May 8, 1940
Place of Birth:
New York, New York
Date of Death:
February 12, 2006
|Place of Death:
Princeton, New Jersey
Phillips Exeter Academy; B.A. in English, Harvard University, 1961
|Bad Rap, Good Rap|
|Benchley knows that his books have contributed to an often misguided animus against sharks, but he told Newsday in a 2002 interview, "I can't take any more responsibility for that than [The Godfather author] Mario Puzo can for the bad rap that the Mafia gave Italian-Americans." The upside, the author says, is that he still gets letters from kids who have become interested in studying sharks after reading Jaws.|
|A Shark's Tale||More About Undersea Creatures|
|Shark Life: True Stories about Sharks and the Sea|
Peter Benchley, Adapted by Karen Wojtyla
Master storyteller Benchley combines high adventure with practical information in this book that's both a thriller and a valuable guide to being safe in the sea.

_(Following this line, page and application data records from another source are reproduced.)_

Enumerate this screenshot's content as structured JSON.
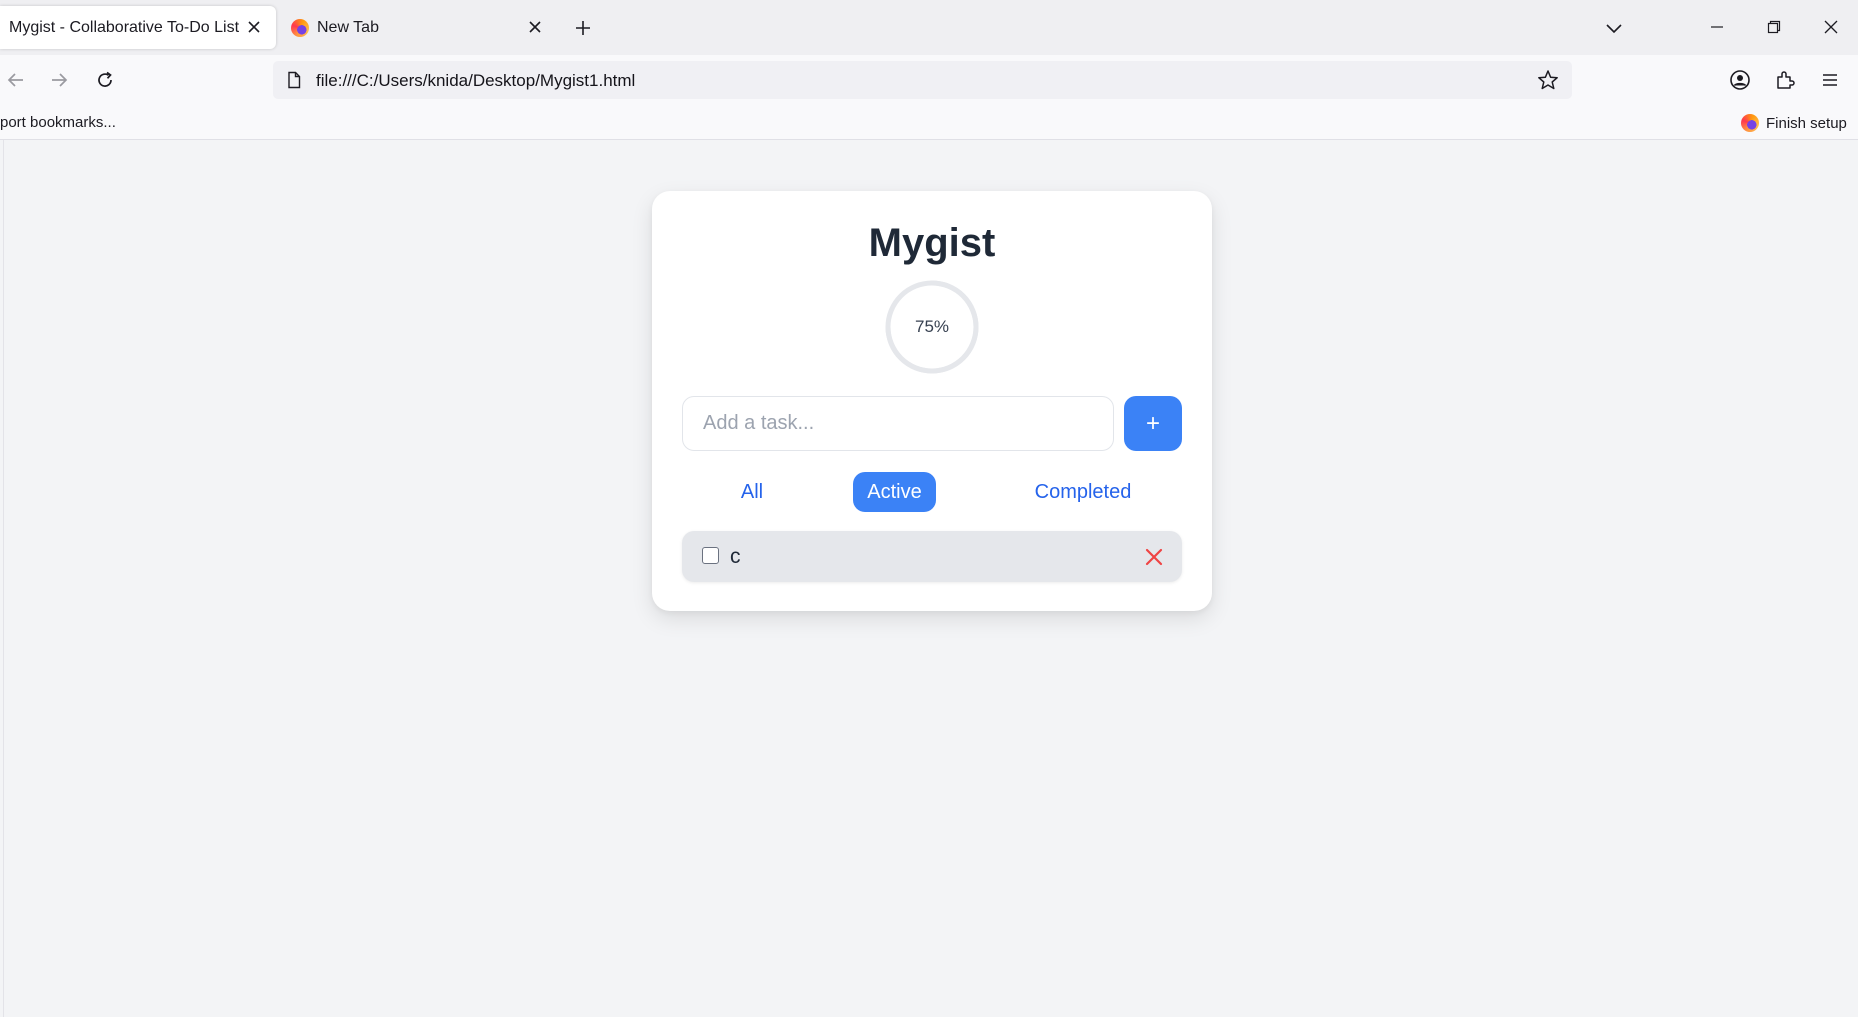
{
  "browser": {
    "tabs": [
      {
        "label": "Mygist - Collaborative To-Do List",
        "active": true,
        "icon": "page-icon"
      },
      {
        "label": "New Tab",
        "active": false,
        "icon": "firefox-icon"
      }
    ],
    "url": "file:///C:/Users/knida/Desktop/Mygist1.html",
    "bookmarks_left": "port bookmarks...",
    "bookmarks_right": "Finish setup"
  },
  "app": {
    "title": "Mygist",
    "progress": {
      "percent": 75,
      "label": "75%"
    },
    "input": {
      "placeholder": "Add a task...",
      "value": ""
    },
    "add_button_label": "+",
    "filters": [
      {
        "label": "All",
        "selected": false
      },
      {
        "label": "Active",
        "selected": true
      },
      {
        "label": "Completed",
        "selected": false
      }
    ],
    "tasks": [
      {
        "text": "c",
        "completed": false,
        "delete_icon": "close-x-icon"
      }
    ]
  },
  "colors": {
    "accent": "#3b82f6",
    "link": "#2563eb",
    "delete": "#ef4444",
    "page_bg": "#f3f4f6"
  }
}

Benchley draws on more than three decades of experience to share information about sharks and other marine animals.
|Close to Shore: The Terrifying Shark Attacks of 1916|
The 1916 shark attacks on Jersey Shore vacationers have been falsely referenced as the inspiration for Jaws; regardless, the story is a real-life nightmare. Capuzzo expertly deconstructs the events and the era in which they took place. Rachel Carson's book offers more tranquil observations of what lurks beneath, while Alex MacCormick compiles more true shark-inflicted mayhem.
|Photo by Scott Scallard||